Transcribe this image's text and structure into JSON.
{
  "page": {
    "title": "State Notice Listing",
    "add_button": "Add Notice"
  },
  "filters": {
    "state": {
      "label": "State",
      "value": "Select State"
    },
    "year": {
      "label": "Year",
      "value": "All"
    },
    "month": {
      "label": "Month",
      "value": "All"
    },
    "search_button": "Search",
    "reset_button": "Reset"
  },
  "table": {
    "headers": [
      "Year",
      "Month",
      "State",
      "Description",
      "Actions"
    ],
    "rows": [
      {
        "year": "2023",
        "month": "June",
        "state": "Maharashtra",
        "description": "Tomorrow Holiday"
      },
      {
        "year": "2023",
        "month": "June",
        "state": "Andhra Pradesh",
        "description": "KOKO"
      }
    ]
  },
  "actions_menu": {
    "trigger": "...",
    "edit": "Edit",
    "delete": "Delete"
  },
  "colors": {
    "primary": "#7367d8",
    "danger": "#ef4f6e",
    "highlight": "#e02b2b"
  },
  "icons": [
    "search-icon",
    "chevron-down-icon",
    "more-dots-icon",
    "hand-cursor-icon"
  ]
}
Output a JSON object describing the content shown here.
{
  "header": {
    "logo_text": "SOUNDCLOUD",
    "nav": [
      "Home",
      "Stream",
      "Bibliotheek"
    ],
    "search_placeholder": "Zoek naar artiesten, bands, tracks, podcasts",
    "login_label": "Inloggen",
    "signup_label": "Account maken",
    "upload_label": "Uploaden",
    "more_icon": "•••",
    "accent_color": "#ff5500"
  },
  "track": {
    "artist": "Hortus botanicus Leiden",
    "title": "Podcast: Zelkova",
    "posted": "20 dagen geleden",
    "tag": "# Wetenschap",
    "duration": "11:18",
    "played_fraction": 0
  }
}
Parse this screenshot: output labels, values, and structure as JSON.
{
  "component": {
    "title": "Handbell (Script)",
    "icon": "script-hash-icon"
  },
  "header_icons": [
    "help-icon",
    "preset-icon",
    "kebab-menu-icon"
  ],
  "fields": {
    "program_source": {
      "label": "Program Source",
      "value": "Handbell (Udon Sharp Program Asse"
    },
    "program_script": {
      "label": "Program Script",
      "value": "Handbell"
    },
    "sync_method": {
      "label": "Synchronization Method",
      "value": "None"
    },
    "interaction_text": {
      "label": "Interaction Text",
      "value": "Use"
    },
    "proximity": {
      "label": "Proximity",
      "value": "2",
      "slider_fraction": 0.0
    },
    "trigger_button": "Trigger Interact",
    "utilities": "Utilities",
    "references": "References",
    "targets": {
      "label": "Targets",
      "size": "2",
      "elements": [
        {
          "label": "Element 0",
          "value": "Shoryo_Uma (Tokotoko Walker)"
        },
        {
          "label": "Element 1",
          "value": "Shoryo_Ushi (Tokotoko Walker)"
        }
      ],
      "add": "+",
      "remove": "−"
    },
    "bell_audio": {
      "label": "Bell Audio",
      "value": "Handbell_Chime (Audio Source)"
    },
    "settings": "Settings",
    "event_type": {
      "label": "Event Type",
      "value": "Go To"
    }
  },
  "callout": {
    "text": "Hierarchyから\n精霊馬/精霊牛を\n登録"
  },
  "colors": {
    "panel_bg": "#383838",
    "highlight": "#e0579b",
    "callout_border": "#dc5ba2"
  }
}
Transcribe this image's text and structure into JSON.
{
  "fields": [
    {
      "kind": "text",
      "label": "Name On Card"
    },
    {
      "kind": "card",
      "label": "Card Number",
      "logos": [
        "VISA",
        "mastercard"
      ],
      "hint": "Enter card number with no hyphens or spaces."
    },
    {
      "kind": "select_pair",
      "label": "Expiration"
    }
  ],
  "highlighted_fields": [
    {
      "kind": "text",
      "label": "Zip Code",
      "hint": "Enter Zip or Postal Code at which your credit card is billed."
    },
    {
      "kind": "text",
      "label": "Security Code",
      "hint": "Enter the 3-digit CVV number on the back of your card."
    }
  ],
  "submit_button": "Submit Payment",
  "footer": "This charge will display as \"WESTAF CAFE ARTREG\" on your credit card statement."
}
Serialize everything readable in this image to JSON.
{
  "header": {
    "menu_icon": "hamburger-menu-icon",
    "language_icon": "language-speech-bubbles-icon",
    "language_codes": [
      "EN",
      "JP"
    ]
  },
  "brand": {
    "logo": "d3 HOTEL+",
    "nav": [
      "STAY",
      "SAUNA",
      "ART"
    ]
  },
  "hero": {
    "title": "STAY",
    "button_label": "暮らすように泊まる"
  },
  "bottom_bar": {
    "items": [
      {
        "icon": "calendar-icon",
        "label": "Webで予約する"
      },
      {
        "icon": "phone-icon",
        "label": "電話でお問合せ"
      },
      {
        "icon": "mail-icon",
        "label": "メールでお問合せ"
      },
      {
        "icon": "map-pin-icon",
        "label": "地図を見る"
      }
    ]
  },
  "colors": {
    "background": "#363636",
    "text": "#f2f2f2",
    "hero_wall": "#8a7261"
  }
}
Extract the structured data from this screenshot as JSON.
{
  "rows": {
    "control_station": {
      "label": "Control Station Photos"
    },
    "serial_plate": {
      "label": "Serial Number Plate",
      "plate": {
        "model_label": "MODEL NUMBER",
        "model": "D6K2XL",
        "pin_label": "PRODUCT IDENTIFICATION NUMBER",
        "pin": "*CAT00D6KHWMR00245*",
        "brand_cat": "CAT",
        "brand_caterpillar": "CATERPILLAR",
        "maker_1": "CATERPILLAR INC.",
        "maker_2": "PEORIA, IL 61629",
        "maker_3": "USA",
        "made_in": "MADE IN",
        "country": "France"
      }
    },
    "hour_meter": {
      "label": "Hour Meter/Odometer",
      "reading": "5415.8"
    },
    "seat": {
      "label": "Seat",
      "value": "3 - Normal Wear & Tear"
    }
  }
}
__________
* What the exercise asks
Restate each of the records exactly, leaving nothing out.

* Answer to the problem
Transcribe this image's text and structure into JSON.
{
  "page": {
    "title": "State Notice Listing",
    "add_button": "Add Notice"
  },
  "filters": {
    "state": {
      "label": "State",
      "value": "Select State"
    },
    "year": {
      "label": "Year",
      "value": "All"
    },
    "month": {
      "label": "Month",
      "value": "All"
    },
    "search_button": "Search",
    "reset_button": "Reset"
  },
  "table": {
    "headers": [
      "Year",
      "Month",
      "State",
      "Description",
      "Actions"
    ],
    "rows": [
      {
        "year": "2023",
        "month": "June",
        "state": "Maharashtra",
        "description": "Tomorrow Holiday"
      },
      {
        "year": "2023",
        "month": "June",
        "state": "Andhra Pradesh",
        "description": "KOKO"
      }
    ]
  },
  "actions_menu": {
    "trigger": "...",
    "edit": "Edit",
    "delete": "Delete"
  },
  "colors": {
    "primary": "#7367d8",
    "danger": "#ef4f6e",
    "highlight": "#e02b2b"
  },
  "icons": [
    "search-icon",
    "chevron-down-icon",
    "more-dots-icon",
    "hand-cursor-icon"
  ]
}
Output a JSON object describing the content shown here.
{
  "header": {
    "logo_text": "SOUNDCLOUD",
    "nav": [
      "Home",
      "Stream",
      "Bibliotheek"
    ],
    "search_placeholder": "Zoek naar artiesten, bands, tracks, podcasts",
    "login_label": "Inloggen",
    "signup_label": "Account maken",
    "upload_label": "Uploaden",
    "more_icon": "•••",
    "accent_color": "#ff5500"
  },
  "track": {
    "artist": "Hortus botanicus Leiden",
    "title": "Podcast: Zelkova",
    "posted": "20 dagen geleden",
    "tag": "# Wetenschap",
    "duration": "11:18",
    "played_fraction": 0
  }
}
Parse this screenshot: output labels, values, and structure as JSON.
{
  "component": {
    "title": "Handbell (Script)",
    "icon": "script-hash-icon"
  },
  "header_icons": [
    "help-icon",
    "preset-icon",
    "kebab-menu-icon"
  ],
  "fields": {
    "program_source": {
      "label": "Program Source",
      "value": "Handbell (Udon Sharp Program Asse"
    },
    "program_script": {
      "label": "Program Script",
      "value": "Handbell"
    },
    "sync_method": {
      "label": "Synchronization Method",
      "value": "None"
    },
    "interaction_text": {
      "label": "Interaction Text",
      "value": "Use"
    },
    "proximity": {
      "label": "Proximity",
      "value": "2",
      "slider_fraction": 0.0
    },
    "trigger_button": "Trigger Interact",
    "utilities": "Utilities",
    "references": "References",
    "targets": {
      "label": "Targets",
      "size": "2",
      "elements": [
        {
          "label": "Element 0",
          "value": "Shoryo_Uma (Tokotoko Walker)"
        },
        {
          "label": "Element 1",
          "value": "Shoryo_Ushi (Tokotoko Walker)"
        }
      ],
      "add": "+",
      "remove": "−"
    },
    "bell_audio": {
      "label": "Bell Audio",
      "value": "Handbell_Chime (Audio Source)"
    },
    "settings": "Settings",
    "event_type": {
      "label": "Event Type",
      "value": "Go To"
    }
  },
  "callout": {
    "text": "Hierarchyから\n精霊馬/精霊牛を\n登録"
  },
  "colors": {
    "panel_bg": "#383838",
    "highlight": "#e0579b",
    "callout_border": "#dc5ba2"
  }
}
Transcribe this image's text and structure into JSON.
{
  "fields": [
    {
      "kind": "text",
      "label": "Name On Card"
    },
    {
      "kind": "card",
      "label": "Card Number",
      "logos": [
        "VISA",
        "mastercard"
      ],
      "hint": "Enter card number with no hyphens or spaces."
    },
    {
      "kind": "select_pair",
      "label": "Expiration"
    }
  ],
  "highlighted_fields": [
    {
      "kind": "text",
      "label": "Zip Code",
      "hint": "Enter Zip or Postal Code at which your credit card is billed."
    },
    {
      "kind": "text",
      "label": "Security Code",
      "hint": "Enter the 3-digit CVV number on the back of your card."
    }
  ],
  "submit_button": "Submit Payment",
  "footer": "This charge will display as \"WESTAF CAFE ARTREG\" on your credit card statement."
}
Serialize everything readable in this image to JSON.
{
  "header": {
    "menu_icon": "hamburger-menu-icon",
    "language_icon": "language-speech-bubbles-icon",
    "language_codes": [
      "EN",
      "JP"
    ]
  },
  "brand": {
    "logo": "d3 HOTEL+",
    "nav": [
      "STAY",
      "SAUNA",
      "ART"
    ]
  },
  "hero": {
    "title": "STAY",
    "button_label": "暮らすように泊まる"
  },
  "bottom_bar": {
    "items": [
      {
        "icon": "calendar-icon",
        "label": "Webで予約する"
      },
      {
        "icon": "phone-icon",
        "label": "電話でお問合せ"
      },
      {
        "icon": "mail-icon",
        "label": "メールでお問合せ"
      },
      {
        "icon": "map-pin-icon",
        "label": "地図を見る"
      }
    ]
  },
  "colors": {
    "background": "#363636",
    "text": "#f2f2f2",
    "hero_wall": "#8a7261"
  }
}
Extract the structured data from this screenshot as JSON.
{
  "rows": {
    "control_station": {
      "label": "Control Station Photos"
    },
    "serial_plate": {
      "label": "Serial Number Plate",
      "plate": {
        "model_label": "MODEL NUMBER",
        "model": "D6K2XL",
        "pin_label": "PRODUCT IDENTIFICATION NUMBER",
        "pin": "*CAT00D6KHWMR00245*",
        "brand_cat": "CAT",
        "brand_caterpillar": "CATERPILLAR",
        "maker_1": "CATERPILLAR INC.",
        "maker_2": "PEORIA, IL 61629",
        "maker_3": "USA",
        "made_in": "MADE IN",
        "country": "France"
      }
    },
    "hour_meter": {
      "label": "Hour Meter/Odometer",
      "reading": "5415.8"
    },
    "seat": {
      "label": "Seat",
      "value": "3 - Normal Wear & Tear"
    }
  }
}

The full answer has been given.